**Data supplied:**
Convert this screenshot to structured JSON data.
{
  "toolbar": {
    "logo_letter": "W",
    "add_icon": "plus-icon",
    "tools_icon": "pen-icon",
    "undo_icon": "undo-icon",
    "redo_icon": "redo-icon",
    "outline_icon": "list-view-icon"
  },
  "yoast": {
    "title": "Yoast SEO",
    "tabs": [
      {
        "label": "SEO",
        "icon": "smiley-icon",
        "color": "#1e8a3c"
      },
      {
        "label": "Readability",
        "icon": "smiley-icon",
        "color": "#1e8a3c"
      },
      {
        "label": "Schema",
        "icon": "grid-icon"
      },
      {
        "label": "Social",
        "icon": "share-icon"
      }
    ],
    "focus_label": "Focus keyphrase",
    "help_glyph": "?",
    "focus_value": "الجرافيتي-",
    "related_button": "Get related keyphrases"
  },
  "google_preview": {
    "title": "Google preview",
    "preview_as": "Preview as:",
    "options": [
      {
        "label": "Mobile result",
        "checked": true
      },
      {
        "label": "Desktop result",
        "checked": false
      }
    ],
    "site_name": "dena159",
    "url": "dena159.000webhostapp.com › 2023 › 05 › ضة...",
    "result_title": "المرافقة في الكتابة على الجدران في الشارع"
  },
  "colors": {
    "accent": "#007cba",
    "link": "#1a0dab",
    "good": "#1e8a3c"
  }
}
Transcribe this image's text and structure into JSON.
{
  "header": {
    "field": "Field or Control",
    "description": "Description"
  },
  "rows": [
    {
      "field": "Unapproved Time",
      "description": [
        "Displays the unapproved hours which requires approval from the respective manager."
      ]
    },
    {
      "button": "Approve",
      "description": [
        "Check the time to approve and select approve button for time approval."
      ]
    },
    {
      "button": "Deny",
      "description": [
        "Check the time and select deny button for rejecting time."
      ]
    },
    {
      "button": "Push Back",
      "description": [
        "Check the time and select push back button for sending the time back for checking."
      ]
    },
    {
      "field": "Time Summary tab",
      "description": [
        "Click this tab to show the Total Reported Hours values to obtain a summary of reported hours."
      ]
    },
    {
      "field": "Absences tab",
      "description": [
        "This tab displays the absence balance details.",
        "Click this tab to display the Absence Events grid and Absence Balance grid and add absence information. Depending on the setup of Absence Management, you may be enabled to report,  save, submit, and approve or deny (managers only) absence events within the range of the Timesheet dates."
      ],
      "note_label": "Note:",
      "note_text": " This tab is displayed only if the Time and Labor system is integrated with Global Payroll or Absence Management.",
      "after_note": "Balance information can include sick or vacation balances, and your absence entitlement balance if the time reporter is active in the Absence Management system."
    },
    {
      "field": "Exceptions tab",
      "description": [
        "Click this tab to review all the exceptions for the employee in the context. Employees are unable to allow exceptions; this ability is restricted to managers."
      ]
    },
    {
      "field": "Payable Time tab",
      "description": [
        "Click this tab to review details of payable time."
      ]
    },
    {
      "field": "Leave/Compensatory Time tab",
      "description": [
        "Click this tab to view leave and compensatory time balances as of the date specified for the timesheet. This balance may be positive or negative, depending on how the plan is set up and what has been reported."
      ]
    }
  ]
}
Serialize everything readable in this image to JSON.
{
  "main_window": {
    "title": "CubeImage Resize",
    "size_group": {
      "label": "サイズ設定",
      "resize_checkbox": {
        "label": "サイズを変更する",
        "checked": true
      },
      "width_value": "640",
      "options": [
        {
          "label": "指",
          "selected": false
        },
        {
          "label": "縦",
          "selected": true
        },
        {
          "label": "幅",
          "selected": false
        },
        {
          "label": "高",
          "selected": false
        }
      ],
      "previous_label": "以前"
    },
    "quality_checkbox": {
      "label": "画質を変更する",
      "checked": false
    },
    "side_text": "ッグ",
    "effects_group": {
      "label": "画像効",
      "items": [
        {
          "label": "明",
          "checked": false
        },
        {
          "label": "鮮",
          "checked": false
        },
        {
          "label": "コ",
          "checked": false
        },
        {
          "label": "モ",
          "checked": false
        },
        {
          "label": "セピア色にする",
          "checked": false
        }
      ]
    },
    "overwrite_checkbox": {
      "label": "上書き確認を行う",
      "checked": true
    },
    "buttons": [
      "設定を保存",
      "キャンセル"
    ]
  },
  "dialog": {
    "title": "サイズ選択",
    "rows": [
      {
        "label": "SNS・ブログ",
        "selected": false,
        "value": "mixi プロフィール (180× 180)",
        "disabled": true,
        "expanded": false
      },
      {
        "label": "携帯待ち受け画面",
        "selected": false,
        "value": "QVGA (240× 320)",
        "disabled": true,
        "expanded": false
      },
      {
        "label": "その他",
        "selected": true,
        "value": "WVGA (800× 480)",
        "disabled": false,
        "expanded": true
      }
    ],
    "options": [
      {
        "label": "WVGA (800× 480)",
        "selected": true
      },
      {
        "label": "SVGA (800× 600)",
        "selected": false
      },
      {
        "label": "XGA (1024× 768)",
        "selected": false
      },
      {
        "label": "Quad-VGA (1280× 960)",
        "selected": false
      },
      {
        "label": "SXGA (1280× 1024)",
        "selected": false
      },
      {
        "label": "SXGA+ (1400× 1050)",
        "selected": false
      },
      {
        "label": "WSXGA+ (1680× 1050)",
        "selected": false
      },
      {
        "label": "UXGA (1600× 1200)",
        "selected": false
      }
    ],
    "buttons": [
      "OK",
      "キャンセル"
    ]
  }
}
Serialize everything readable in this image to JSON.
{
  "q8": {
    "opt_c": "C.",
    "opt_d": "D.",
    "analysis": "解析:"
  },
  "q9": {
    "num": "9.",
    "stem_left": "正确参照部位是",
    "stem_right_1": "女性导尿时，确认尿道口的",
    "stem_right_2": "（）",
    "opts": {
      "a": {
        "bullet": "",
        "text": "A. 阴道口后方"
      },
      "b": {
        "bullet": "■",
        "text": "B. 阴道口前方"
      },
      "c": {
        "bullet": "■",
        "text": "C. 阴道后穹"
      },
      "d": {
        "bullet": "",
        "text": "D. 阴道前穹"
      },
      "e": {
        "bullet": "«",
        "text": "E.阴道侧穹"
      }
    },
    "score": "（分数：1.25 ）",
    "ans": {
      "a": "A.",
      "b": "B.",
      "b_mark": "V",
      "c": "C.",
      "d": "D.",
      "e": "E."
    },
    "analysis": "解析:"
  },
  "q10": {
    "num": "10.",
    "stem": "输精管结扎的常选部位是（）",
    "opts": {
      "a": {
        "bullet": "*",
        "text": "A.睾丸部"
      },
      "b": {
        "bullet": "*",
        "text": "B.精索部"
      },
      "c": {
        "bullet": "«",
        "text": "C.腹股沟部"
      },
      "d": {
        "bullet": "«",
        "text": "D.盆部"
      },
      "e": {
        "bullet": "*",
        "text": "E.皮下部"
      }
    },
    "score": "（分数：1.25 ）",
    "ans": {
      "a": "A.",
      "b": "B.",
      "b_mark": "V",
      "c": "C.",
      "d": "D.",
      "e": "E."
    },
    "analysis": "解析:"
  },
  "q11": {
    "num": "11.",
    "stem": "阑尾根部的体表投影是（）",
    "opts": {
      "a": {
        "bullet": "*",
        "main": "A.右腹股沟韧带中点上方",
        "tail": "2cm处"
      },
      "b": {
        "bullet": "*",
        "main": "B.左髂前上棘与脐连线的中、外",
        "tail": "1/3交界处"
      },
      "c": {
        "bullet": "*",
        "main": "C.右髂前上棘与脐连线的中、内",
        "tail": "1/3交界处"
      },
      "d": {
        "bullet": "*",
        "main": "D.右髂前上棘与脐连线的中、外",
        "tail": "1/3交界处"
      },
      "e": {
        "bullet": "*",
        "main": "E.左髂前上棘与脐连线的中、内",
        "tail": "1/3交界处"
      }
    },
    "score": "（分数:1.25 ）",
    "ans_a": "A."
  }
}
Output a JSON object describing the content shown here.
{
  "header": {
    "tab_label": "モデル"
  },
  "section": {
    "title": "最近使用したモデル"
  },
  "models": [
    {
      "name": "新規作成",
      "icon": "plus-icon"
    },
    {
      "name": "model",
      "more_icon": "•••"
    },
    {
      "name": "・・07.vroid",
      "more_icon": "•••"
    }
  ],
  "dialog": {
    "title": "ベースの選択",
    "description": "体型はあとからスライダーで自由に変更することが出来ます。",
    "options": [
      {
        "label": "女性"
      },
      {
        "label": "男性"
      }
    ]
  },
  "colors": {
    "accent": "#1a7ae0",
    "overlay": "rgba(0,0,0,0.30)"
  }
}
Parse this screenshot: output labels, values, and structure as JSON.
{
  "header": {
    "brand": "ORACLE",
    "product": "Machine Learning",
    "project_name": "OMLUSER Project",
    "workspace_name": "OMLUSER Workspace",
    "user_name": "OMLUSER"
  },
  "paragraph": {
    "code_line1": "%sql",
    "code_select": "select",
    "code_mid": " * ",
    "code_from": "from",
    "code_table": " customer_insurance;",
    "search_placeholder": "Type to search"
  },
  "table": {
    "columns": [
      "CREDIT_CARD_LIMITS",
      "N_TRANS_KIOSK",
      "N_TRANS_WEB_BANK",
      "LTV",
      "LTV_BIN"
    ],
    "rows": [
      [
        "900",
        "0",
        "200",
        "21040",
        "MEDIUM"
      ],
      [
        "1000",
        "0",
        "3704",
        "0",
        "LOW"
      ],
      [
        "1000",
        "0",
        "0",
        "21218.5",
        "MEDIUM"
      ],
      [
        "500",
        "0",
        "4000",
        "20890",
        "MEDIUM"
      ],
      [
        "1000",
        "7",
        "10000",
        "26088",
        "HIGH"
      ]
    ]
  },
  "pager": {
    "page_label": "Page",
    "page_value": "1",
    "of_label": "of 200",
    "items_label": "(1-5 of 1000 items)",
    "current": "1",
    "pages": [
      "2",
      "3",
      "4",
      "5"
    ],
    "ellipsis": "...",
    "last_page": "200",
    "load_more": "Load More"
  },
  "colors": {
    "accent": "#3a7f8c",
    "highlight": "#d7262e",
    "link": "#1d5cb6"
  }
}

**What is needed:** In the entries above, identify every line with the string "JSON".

**Answer box:**
Convert this screenshot to structured JSON data.
Transcribe this image's text and structure into JSON.
Serialize everything readable in this image to JSON.
Serialize everything readable in this image to JSON.
Output a JSON object describing the content shown here.
Parse this screenshot: output labels, values, and structure as JSON.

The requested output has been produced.